Co-sponsors: MIT Press, SFU Woodwards Community Engagement Office, SFU Institute for Humanities, SFU Urban Studies, UBC SCARP
October 27 (Thursday) 7:00 p.m.
Room 7000, SFU Vancouver (Harbour Centre), 515 W Hastings St.
An utopian/anti-utopian opposition persists today in virtually all domains of urban theory and practice with nuances and a variety of attempts to supersede it. On the occasion of this anniversary the Simon Fraser Urban Studies Program and the Humanities Institute are organizing a panel to initiate discussion on aspects of utopianism today with specific, but not exclusive, reference to its urban incarnations, including in the Lower mainland. Themes will depend upon those comprising the panel, but might, generically, address the questions of whether and how utopian thinking informs contemporary theories and practices and, to the extent that it does, whether this is a good thing.
Co-sponsor: Institute for Humanities
Studentification and the impacts of education-led international immigrants
November 16, 7 p.m.
Room 1410, SFU Vancouver (Harbour Centre), 515 W. Hastings St.
Speakers: Qiyan Wu and respondents
In this talk Dr. Wu will discuss processes of studentification as a new feature and process of gentrification. Dr. Wu’s past work has examined Nanjing, one of China’s largest urban centres, and a process that Dr. Wu calls jiaoyufication. Dr. Wu takes the example of Nanjing and using theories of Bordieu and Smith, among other theorists, and stretches his original studies to consider cities with large numbers of Chinese immigrant populations such as Greater Vancouver, Canada and Manchester, UK and new processes of gentrification and displacement that are being instigated by various forms and configurations of studentification.
Re-defining the Public in Public Libraries
November 24th (Thursday) 7:00 p.m.

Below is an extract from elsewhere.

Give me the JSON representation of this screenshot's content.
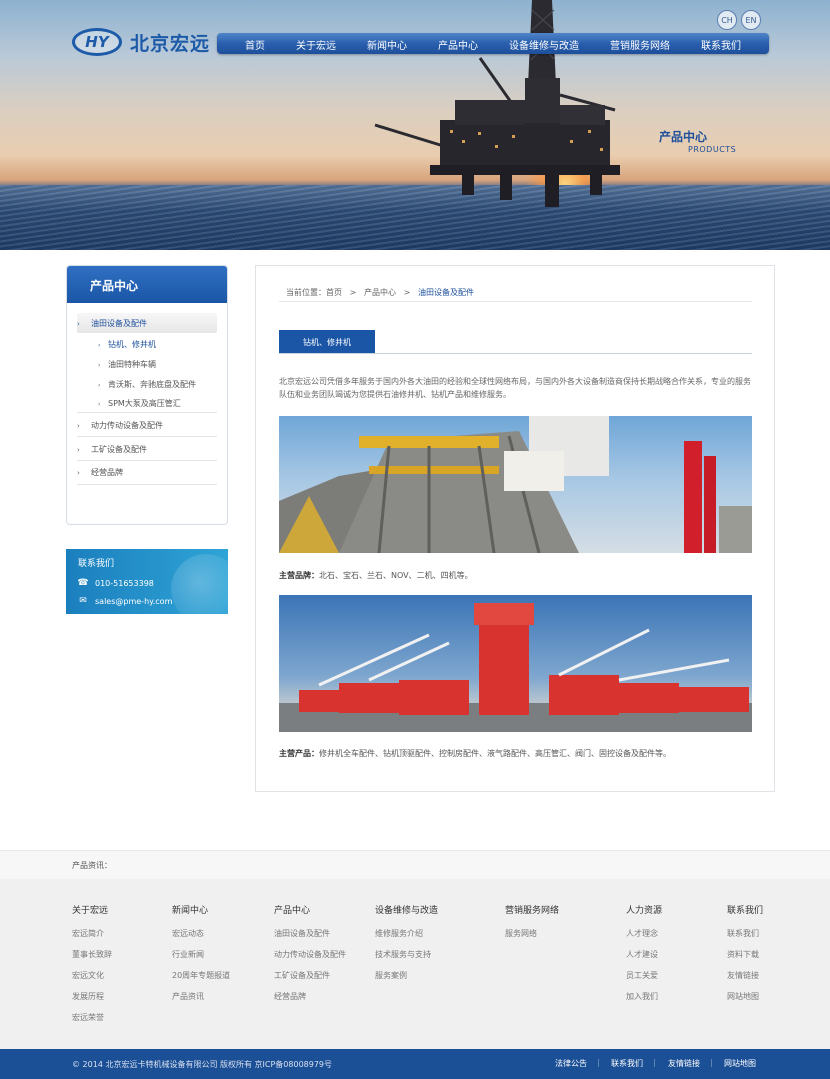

Room 7000, SFU Vancouver (Harbour Centre), 515 W. Hastings St.
Speaker: Lisa Freeman
Lisa Freeman will discuss the changing role of public libraries in the context of urban governance. Public libraries in Canada are increasingly being compared to public spaces for multiple and diverse publics. In her work, Lisa asks how the publicness of the library is performed in the context of austerity measures and municipal governance. This research raises important questions about the role of citizen boards in governing changing public spaces in our cities. Frank Cunningham will respond to Lisa and instigate a discussion with her and the audience.